■ **Requirement**
Look through the listing below for the string "order". Show each line where it occurs.
################
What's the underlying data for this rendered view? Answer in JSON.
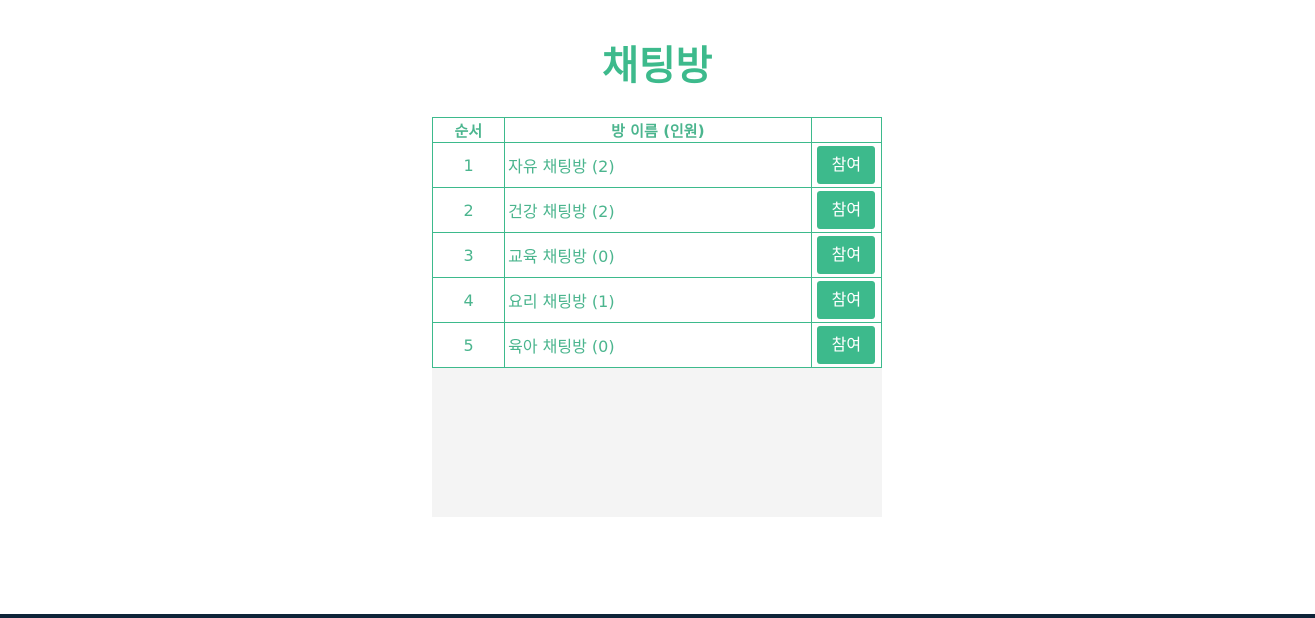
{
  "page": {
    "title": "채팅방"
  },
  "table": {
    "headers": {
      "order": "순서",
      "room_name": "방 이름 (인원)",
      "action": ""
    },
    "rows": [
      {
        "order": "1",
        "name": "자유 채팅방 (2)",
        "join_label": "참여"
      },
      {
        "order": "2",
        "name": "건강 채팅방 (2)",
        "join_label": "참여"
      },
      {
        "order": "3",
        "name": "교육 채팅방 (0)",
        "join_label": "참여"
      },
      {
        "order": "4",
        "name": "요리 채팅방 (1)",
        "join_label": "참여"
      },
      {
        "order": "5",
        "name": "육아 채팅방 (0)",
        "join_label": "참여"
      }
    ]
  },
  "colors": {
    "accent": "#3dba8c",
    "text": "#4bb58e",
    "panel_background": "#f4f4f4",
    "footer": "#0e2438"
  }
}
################
■ **Solution**
      "order": "순서",
        "order": "1",
        "order": "2",
        "order": "3",
        "order": "4",
        "order": "5",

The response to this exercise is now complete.